"I think we are on the timeline this year to have some real good news and make some significant progress," the Florida Republican said Monday in a conference call with reporters from Kabul. "But I think if you attach a date to it … you are really creating a difficult situation. The bad guys, the Taliban and even al-Qaida, must know all they have to do is wait."
President Barack Obama has doubled troops over the past two years but said a drawdown would begin this summer — straddling policy between those who want a harder line and those who think the United States needs to find a way out of a costly, deadly war that is more than 9 years old.
Increasingly, the government has been emphasizing presence until at least the end of 2014.
The success of driving out Taliban insurgents is a matter of dispute. A group of aid providers said last month that progress in southern Afghanistan is real but that insurgents gained a foothold elsewhere, disputing more upbeat U.S. assessments.
Rubio, 39, was making his first overseas trip as a senator (he traveled to Israel right after the election) and traveled with six other Republican senators, including Mitch McConnell. The trips are common for members of Congress.
The group met with U.S. Army Gen. David Petraeus, the commander of coalition forces; had dinner with Afghan President Hamid Karzai; and observed the Afghan National Army.

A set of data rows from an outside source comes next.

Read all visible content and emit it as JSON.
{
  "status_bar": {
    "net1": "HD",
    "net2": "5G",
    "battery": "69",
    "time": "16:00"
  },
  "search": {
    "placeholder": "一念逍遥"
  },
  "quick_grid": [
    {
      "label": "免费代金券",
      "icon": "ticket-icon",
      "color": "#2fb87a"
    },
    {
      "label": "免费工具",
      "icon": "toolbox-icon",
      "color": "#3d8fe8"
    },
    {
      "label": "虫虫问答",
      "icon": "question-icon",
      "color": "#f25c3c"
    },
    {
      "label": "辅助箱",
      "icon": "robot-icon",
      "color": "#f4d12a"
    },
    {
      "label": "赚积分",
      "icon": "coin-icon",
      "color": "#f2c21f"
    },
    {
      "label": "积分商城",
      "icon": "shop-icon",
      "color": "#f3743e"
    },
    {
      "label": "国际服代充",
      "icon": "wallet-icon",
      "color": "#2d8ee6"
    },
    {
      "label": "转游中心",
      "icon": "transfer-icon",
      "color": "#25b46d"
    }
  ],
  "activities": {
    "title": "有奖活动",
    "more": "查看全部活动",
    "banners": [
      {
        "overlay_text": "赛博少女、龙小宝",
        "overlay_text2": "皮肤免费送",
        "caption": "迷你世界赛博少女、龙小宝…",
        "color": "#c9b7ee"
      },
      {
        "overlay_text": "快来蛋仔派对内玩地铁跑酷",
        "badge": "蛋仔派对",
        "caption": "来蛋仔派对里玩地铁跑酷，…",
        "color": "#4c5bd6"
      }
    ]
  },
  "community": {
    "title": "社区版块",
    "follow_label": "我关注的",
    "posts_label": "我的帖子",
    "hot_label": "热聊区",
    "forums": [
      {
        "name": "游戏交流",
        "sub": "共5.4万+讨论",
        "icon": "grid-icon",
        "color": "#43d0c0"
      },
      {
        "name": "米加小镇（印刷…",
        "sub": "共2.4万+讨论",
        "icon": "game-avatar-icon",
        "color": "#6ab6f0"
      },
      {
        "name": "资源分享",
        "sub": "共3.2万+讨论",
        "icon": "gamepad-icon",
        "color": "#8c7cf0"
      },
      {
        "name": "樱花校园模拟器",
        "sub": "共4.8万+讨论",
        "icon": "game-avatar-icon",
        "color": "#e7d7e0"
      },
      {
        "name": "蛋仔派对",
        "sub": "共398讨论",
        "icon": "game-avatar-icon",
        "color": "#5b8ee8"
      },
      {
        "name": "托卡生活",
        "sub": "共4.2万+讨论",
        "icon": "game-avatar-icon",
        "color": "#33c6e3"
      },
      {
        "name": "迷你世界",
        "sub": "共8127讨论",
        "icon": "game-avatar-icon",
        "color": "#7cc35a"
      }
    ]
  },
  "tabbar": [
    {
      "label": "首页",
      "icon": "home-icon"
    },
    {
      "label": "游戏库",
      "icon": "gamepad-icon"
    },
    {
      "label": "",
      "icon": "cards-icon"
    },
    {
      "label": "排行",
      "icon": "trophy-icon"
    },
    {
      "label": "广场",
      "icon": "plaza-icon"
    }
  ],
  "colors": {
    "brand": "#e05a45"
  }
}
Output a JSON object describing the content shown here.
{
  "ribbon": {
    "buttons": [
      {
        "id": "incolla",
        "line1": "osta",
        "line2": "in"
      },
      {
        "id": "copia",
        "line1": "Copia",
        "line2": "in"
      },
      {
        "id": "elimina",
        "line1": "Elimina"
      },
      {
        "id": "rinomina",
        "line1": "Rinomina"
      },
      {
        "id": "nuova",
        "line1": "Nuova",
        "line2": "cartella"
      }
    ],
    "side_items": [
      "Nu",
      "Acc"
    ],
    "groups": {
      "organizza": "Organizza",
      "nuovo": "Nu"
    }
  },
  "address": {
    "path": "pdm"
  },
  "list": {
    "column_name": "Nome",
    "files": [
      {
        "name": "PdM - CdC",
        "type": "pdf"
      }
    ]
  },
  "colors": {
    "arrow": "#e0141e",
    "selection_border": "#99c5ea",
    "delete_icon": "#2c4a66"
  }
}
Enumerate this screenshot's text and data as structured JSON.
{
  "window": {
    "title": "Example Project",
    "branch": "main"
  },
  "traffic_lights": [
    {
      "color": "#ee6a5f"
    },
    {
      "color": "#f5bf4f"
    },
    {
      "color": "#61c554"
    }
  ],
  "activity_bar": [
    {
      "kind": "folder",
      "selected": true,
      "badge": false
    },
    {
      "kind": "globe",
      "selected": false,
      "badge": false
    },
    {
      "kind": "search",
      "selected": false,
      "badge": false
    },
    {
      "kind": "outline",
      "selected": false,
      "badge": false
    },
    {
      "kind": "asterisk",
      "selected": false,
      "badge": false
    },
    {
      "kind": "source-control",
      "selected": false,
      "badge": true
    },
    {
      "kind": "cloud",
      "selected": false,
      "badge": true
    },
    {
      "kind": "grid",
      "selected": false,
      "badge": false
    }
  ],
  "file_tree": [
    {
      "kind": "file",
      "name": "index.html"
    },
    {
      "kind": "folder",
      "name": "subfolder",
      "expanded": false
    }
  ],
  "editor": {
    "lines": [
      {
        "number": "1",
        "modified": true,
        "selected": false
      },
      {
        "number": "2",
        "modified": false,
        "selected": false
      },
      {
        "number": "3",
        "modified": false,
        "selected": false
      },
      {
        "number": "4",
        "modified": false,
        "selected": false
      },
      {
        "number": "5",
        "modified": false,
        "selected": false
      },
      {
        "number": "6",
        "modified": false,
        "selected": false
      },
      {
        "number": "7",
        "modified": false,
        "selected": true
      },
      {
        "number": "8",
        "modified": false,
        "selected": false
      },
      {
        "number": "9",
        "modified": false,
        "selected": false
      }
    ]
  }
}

Coalition troops have been training the army so it can fully take over security. But it has been a struggle finding good men who stick with the regiment. Rubio said it can be as simple as some have never driven a vehicle.
"There is no way to overestimate how serious the challenge is, but we are headed in the right direction," Rubio said.
"One thing that's clear from these visits is that 2011 is going to be a critical year for Afghanistan security forces to step up and play a bigger role."
Criticizing what he called an "artificial timeline" of withdrawal, Rubio said the benchmark should be territories where the Afghans are successful in establishing security forces, courts and other government infrastructure.